Leap before you can land
Leap before you can land…
Research scientists at the Southern Illinois University have concluded that primitive frogs learned to jump before they learned to land. The result being a rather inelegant crash landing. I’m sure the frogs were happy that they achieved their goal of getting from A to B, but I do feel sorry for them having to endure the presumably painful landing, not to mention the indignity of having the rest of the pond witness the proceedings!
What struck me about this story, aside from the obvious frog reference (albeit not purple!), was the parallel to Business Intelligence projects that we encounter time and time again. BI systems that are put in place, but whilst the project teams are basking in the glory of accomplishing their goal, often sporting a couple of bruises picked up along the way, the wider business looks on not really knowing what has just happened or understanding how the company or their department are going to benefit from this leap in technology.
Although BI, as both a business function and technical toolset, has long since reached maturity, its adoption within SMEs is still surprisingly in its youth. Most companies who embark on a BI project seem to do so either because they have been sold on a fantastic vision of the future of information management, or because they have a specific business need to solve. Whatever the reasons for initiating a BI project, there is often very little thought given to how this new information system is likely to impact the wider business, or how the system can be utilised to provide far more benefit than the original project scope called for.
There are two aspects to this impact, the pain and the gain.
When the company’s data is cleaned, consolidated and remodelled to make reporting and analysis more simple (one of the primary goals of a BI project), the tendency is to use that system to reproduce the company’s old static reports but in a slightly more glossy fashion, only faster and more accurate. This stops far short of what a good data warehouse or cube is capable of. Enter self-service BI.
Self-service BI essentially allows your employees to have a level of (secured) access to the underlying BI data, combined with the right tools to perform their own analysis. This enables them to not just consume their old static reports, but to pro-actively go digging for information, knowledge and a greater understanding of your company. Gone are the days when requiring a change to a report has to be documented, requested, specified, programmed, tested & released. A well designed data warehouse and cube, along with the right client tools (often just Excel), enables a user to just do it themselves with the bare minimum of training (if any), whilst retaining the confidence that the resulting report is accurate; the warehouse/cube take care of ensuring the underlying business logic is right.

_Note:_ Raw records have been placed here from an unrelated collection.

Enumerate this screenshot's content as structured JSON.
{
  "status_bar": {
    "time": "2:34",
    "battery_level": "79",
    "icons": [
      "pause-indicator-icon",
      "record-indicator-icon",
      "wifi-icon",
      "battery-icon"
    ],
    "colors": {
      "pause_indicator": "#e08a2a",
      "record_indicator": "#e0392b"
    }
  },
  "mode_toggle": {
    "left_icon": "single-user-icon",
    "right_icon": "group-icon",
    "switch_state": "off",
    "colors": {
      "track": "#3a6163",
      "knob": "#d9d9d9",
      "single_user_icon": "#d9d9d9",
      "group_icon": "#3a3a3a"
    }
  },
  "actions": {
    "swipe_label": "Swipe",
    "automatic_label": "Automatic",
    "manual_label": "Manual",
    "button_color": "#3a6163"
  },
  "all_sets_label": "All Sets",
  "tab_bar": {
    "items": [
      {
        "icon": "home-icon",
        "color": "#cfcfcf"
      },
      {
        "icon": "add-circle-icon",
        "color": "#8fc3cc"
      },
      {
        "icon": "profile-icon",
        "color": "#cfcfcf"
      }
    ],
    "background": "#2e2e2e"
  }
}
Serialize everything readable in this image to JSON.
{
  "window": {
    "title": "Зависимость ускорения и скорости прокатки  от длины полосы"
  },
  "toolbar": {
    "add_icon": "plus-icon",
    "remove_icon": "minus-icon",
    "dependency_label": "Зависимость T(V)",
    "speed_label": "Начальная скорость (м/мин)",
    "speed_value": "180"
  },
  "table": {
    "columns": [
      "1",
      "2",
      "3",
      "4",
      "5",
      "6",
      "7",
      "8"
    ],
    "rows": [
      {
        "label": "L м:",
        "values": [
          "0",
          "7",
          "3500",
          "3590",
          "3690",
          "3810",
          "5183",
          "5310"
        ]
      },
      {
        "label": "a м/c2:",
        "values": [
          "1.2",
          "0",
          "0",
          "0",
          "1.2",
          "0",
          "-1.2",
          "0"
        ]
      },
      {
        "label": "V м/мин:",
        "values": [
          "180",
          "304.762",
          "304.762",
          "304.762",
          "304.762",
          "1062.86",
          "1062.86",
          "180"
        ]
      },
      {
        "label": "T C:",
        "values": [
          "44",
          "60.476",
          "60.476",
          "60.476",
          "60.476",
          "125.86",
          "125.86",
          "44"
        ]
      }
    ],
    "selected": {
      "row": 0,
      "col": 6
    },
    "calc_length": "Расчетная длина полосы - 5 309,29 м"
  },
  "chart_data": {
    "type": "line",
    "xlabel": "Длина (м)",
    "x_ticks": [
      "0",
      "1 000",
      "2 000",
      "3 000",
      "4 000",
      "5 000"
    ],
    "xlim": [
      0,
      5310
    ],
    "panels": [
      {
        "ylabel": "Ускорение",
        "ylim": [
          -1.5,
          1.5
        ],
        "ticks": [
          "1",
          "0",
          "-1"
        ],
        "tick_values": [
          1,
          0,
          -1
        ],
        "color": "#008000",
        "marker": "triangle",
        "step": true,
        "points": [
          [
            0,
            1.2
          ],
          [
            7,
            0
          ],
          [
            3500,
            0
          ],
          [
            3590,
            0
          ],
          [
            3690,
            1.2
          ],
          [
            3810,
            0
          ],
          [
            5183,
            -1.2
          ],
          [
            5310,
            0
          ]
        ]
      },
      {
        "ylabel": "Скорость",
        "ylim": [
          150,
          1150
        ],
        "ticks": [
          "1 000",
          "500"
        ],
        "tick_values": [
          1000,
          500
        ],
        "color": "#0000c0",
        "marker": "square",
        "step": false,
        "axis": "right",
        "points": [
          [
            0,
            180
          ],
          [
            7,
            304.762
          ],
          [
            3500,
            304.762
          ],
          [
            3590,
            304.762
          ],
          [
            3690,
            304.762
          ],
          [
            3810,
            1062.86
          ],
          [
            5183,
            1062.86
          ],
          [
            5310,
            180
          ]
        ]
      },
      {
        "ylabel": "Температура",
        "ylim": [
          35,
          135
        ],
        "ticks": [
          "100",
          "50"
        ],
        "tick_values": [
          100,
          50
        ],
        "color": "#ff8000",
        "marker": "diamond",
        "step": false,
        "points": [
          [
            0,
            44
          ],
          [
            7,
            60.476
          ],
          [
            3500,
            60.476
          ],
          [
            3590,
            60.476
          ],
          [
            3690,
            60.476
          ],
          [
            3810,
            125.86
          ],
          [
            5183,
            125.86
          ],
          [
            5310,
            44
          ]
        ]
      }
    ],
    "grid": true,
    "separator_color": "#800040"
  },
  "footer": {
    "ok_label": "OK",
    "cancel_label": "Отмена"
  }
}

A data warehouse is, by definition, a combined set of data from a variety of source systems. This means that any change to the source systems must be assessed for their impact on the warehouse. After putting a sparkly new BI infrastructure in place, you don’t want it to fall over because someone changed the structure of a source database or extract file! This adds a layer of change control that may not have existed before, and can cause some headaches.
There is usually a moderately large requirement for business users’ time, both to help the BI architect to understand and model the business properly, and also in testing.
Pain but no gain?
So, if the benefits such as self service BI (with dashboards, data mining, KPIs, PowerPivot etc. etc) are not adopted and utilised, the business is left having made an impressive technology leap, but is then stuck with the impact on source systems, a bill, and confusion from staff who don’t see the benefit of getting their old reports via a different method.
Evolution taught the frog that by landing properly, he can quickly jump again to go even further, and avoid the pain in the meantime.